Stories of mysterious murders enliven the conversation of barmen and customers in a pub; headlines of the local daily paper arouse curiosity and fear. L'Assassino by Andrea Curcione is a real thriller, and who knows if it is that far from truth.
In Goodnight Mick by Eric Milano, there are minimalistic quotations which hark back to some of the American traditions of the 80s and they are reworked to be deliberately scandalous It is likely to provoke controversy; however, themes such as drugs and sex in a Venetian setting, albeit strong, should be interpreted as provocative.
Is it possible to fall in love with a beautiful girl who is waitressing at the tables of a bar while you watch a multicoloured melting pot of people going past two large windows and hope for inspiration for your travel diary? This is shown by Cristiano Chiusso in Cafè Noir.
There is a peculiar, solitary, nocturnal and directionless kind of wandering from bar to bar moving amongst young students and local customers. This is the scene that Lorenzo Cavalli describes in L'ultimo rosso.

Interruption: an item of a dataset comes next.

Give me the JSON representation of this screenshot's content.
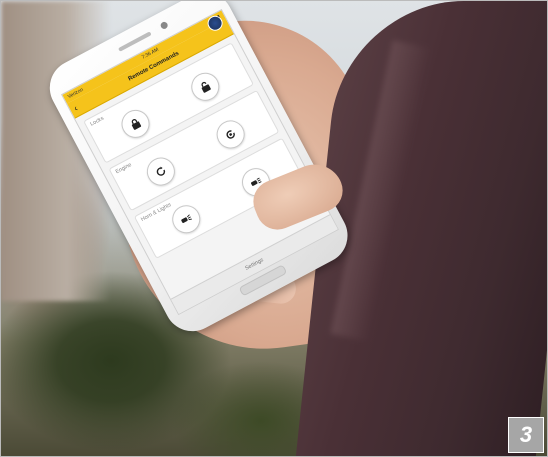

It could be a dream, a nightmare or an independent short story; it is me and my Venice - a pocket-sized island: this is what Sabrina Bastioni claims when describing her Nocivo.

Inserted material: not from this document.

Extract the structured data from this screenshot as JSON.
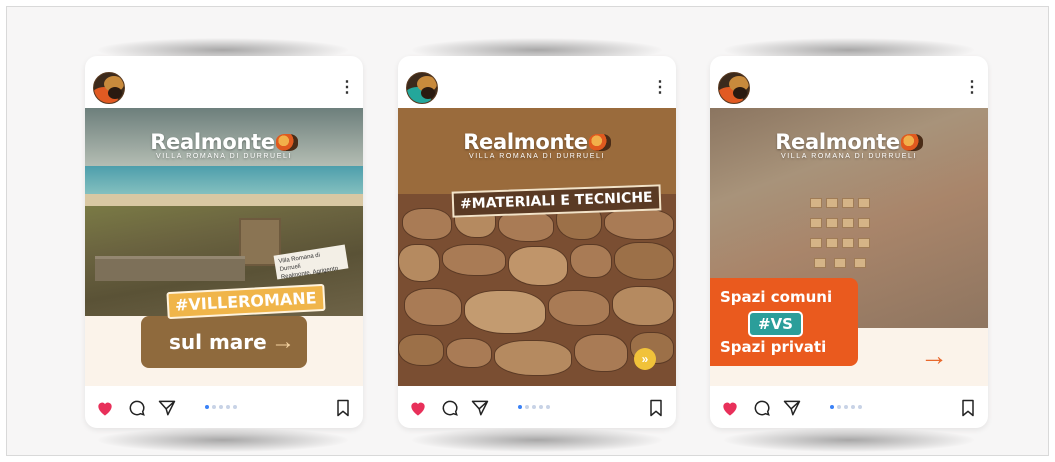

In the Venetian lagoon, far from prying eyes, there is the Island of Magic and of the Enchanted World which conceals imaginary and mythological creatures in its shadows. A difficult love, a myhtological fairy-tale, at intervals deliberately moralistic: this is what Federica Repetto proposes in Miti e magie nella Laguna nord.
The short story Nemesi di un mito by Ivo Lombardo, is presented with features of a thriller. The discovery of a woman's body in a canal leads Inspector Berti to make inquires into the intriguing Venetian world of artists.
Ancora per poco by Gian Sarto opens with glimpes of past civilazations. The story is a series of terrifying accounts of events set in Venice which cannot leave the reader indifferent, because of the strength and the deep-felt sincerity with which they are described.
And the mainland? Even when it is not explicitly mentioned, the duality which distinguishes it from Venice clearly emerges. Alessandra Taffon (Pensieri sull'autobus) highlights the different "commercial" dimension between the numerous shopping malls to which many Venetians now flock, and the small local activities which are dying out.
In Tre giornate Simone Sambo describes the troubled and funny odyssey of a working student who alternates university life with hours spent at work or with his girlfriend. The endemic generational confusion of the protagonist is everpresent.
The ancestral memories and current feelings of a curious creature which is half mouse half man, characterize the short chapters of the story Paura by Giovanni Porpora. The unusual protagonist divides Venice into mental zones where space and time alternate incessantly.
In Anime by Roberto Taddio, the narrator relives his "return to Venice" which is full of memories and atmosphere that have become evanescent over time but conflicting emotions are still strong.
Finally, I wish to thank the architect Paolo Falcon who helped us to create the book-cover.

I hope you enjoy this collection.

Riccardo Petito